What scientists didn't know at the time is that under the heat and pressure of a nuclear detonation lithium 7 sheds a neutron and rapidly becomes lithium 6. That effectively means Castle Bravo was the first 3 stage nuclear bomb where all material supplied decayed in a specific order to become fuel in separate stages and each stage magnifying the explosive capability.

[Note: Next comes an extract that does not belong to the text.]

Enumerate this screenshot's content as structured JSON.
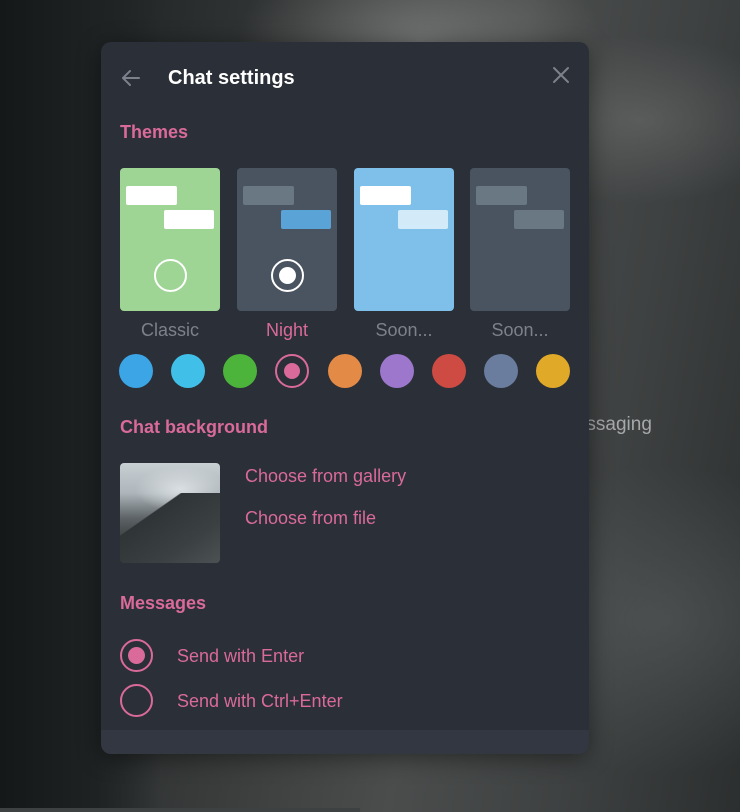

Local islanders were impacted by that detonation, but so were many American observers and scientists 30 miles away. The local islanders, and a Japanese fishing vessel, were further away than the Americans in that area, but were in the path of high altitude wind flow. The largest environmental failure from this was the inability to contain the resulting toxins. Trace amounts of fallout would eventually reason Japan, India, and the US. The entire local region was contaminated in a way that would only be understood or measurable over decades due to the increased presence of heavy metals in the ground and water resulting in toxic food supplies and heavy metal poisoning.
* Castle Bravo - https://en.wikipedia.org/wiki/Castle_Bravo

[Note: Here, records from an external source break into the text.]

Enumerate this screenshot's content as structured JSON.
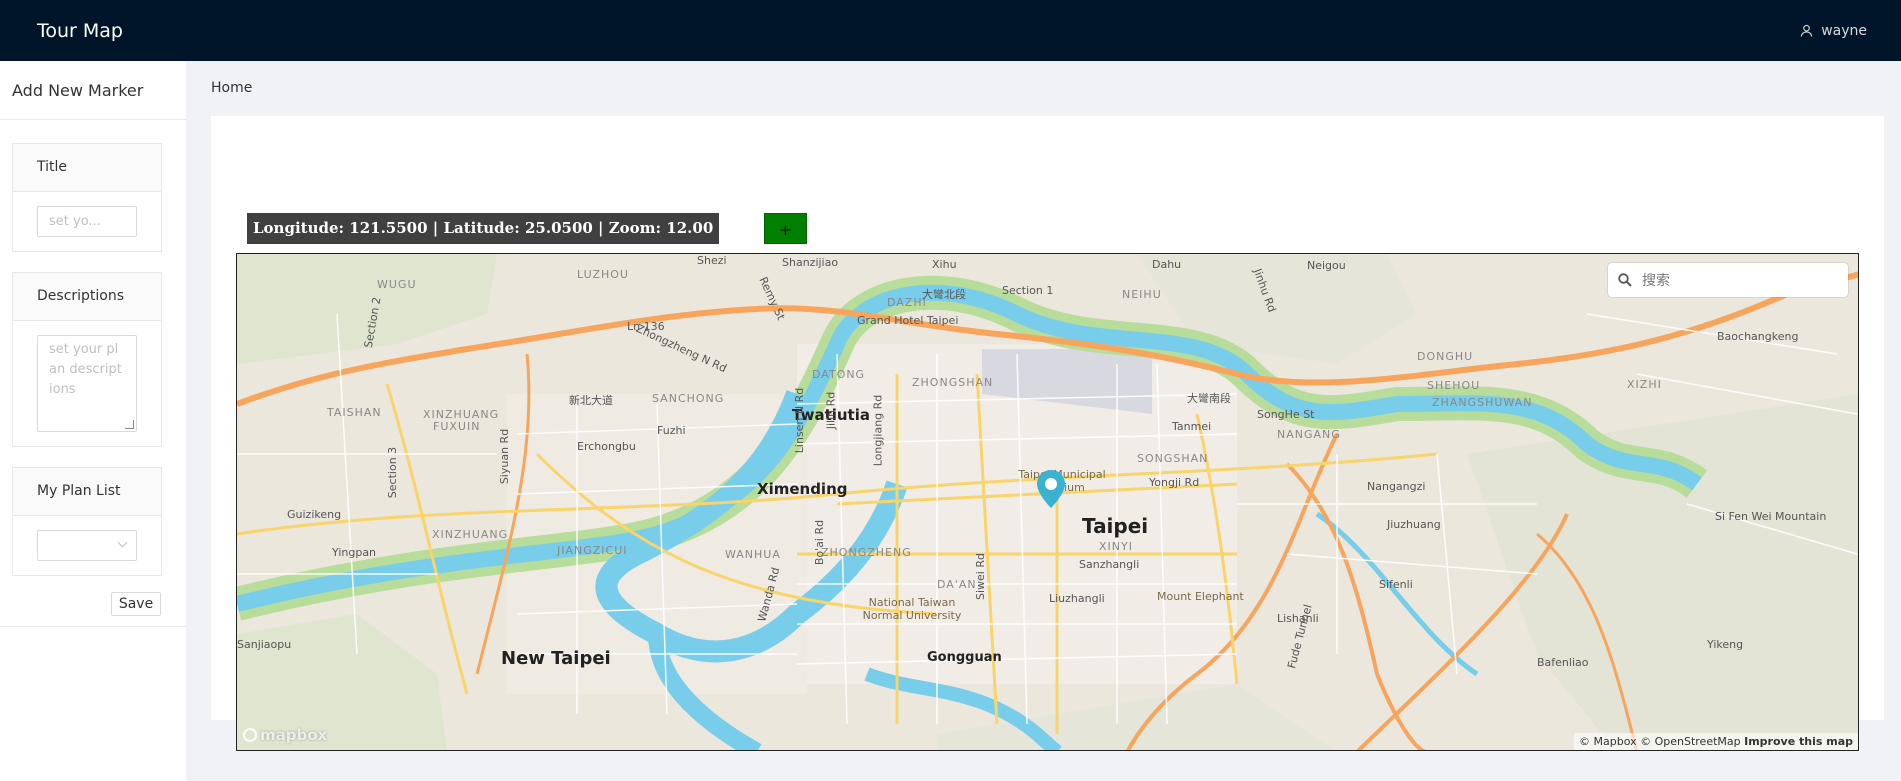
{
  "header": {
    "title": "Tour Map",
    "username": "wayne",
    "user_icon": "user-icon"
  },
  "sider": {
    "title": "Add New Marker",
    "title_card": {
      "label": "Title",
      "placeholder": "set yo..."
    },
    "descriptions_card": {
      "label": "Descriptions",
      "placeholder": "set your plan descriptions"
    },
    "plan_list_card": {
      "label": "My Plan List",
      "selected": ""
    },
    "save_label": "Save"
  },
  "breadcrumb": "Home",
  "map_info": {
    "text": "Longitude: 121.5500 | Latitude: 25.0500 | Zoom: 12.00",
    "add_label": "+"
  },
  "map": {
    "search_placeholder": "搜索",
    "logo": "mapbox",
    "attribution": {
      "mapbox": "© Mapbox",
      "osm": "© OpenStreetMap",
      "improve": "Improve this map"
    },
    "places": {
      "shezi": "Shezi",
      "shanzijiao": "Shanzijiao",
      "xihu": "Xihu",
      "dahu": "Dahu",
      "neigou": "Neigou",
      "wugu": "WUGU",
      "luzhou": "LUZHOU",
      "dazhi": "DAZHI",
      "neihu": "NEIHU",
      "donghu": "DONGHU",
      "baochangkeng": "Baochangkeng",
      "taishan": "TAISHAN",
      "xinzhuang": "XINZHUANG",
      "fuxuin": "FUXUIN",
      "sanchong": "SANCHONG",
      "datong": "DATONG",
      "zhongshan": "ZHONGSHAN",
      "twatiutia": "Twatiutia",
      "erchongbu": "Erchongbu",
      "fuzhi": "Fuzhi",
      "tanmei": "Tanmei",
      "nangang": "NANGANG",
      "shehou": "SHEHOU",
      "zhangshuwan": "ZHANGSHUWAN",
      "xizhi": "XIZHI",
      "songshan": "SONGSHAN",
      "ximending": "Ximending",
      "taipei": "Taipei",
      "nangangzi": "Nangangzi",
      "guizikeng": "Guizikeng",
      "xinzhuang2": "XINZHUANG",
      "jiangzicui": "JIANGZICUI",
      "wanhua": "WANHUA",
      "zhongzheng": "ZHONGZHENG",
      "xinyi": "XINYI",
      "sanzhangli": "Sanzhangli",
      "jiuzhuang": "Jiuzhuang",
      "yingpan": "Yingpan",
      "daan": "DA'AN",
      "sifenli": "Sifenli",
      "liuzhangli": "Liuzhangli",
      "lishanli": "Lishanli",
      "new_taipei": "New Taipei",
      "gongguan": "Gongguan",
      "sanjiaopu": "Sanjiaopu",
      "yikeng": "Yikeng",
      "bafenliao": "Bafenliao",
      "sifenwei": "Si Fen Wei Mountain",
      "mount_elephant": "Mount Elephant",
      "grand_hotel": "Grand Hotel Taipei",
      "stadium": "Taipei Municipal Stadium",
      "ntnu": "National Taiwan Normal University",
      "dazhi_cn": "大彎北段",
      "dazhi_s": "大彎南段",
      "section1": "Section 1",
      "section2": "Section 2",
      "section3": "Section 3",
      "zhongzheng_rd": "Zhongzheng N Rd",
      "xinbei_rd": "新北大道",
      "ln136": "Ln 136",
      "jinhu_rd": "Jinhu Rd",
      "songhe_st": "SongHe St",
      "yongji_rd": "Yongji Rd",
      "linsen_rd": "Linsen N Rd",
      "jilin_rd": "Jilin Rd",
      "longjiang_rd": "Longjiang Rd",
      "siwei_rd": "Siwei Rd",
      "wanda_rd": "Wanda Rd",
      "boai_rd": "Bo'ai Rd",
      "siyuan_rd": "Siyuan Rd",
      "renyi_st": "Remy St",
      "fude_tunnel": "Fude Tunnel"
    }
  },
  "colors": {
    "header_bg": "#001529",
    "content_bg": "#f0f2f5",
    "add_button": "#008000",
    "coord_bg": "#404040",
    "pin": "#3bb2d0"
  }
}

* Radio Isotopes of Lithium - https://en.wikipedia.org/wiki/Isotopes_of_lithium
* Bikini Atoll - https://en.wikipedia.org/wiki/Bikini_Atoll
* A good video documentary - https://www.youtube.com/watch?v=qM4ZYQmFGlw
> The failure was a misunderstanding of basic chemistry under nuclear conditions.
> What scientists didn't know at the time is that under the heat and pressure of a nuclear detonation lithium 7 sheds a neutron and rapidly becomes lithium 6.
I thought that it's very strange that chemistry is involved here and that the heat and pressure cause that, so I looked in Wikipedia:
> When lithium-7 is bombarded with energetic neutrons, rather than simply absorbing a neutron, it captures the neutron and decays almost instantly into an alpha particle, a tritium nucleus, and another neutron.
So the cause is an unexpected nuclear reaction, not an unexpected chemical reaction.
I find this statement callous and shocking. I get what she is trying to say but to me it seems a very poor choice of words.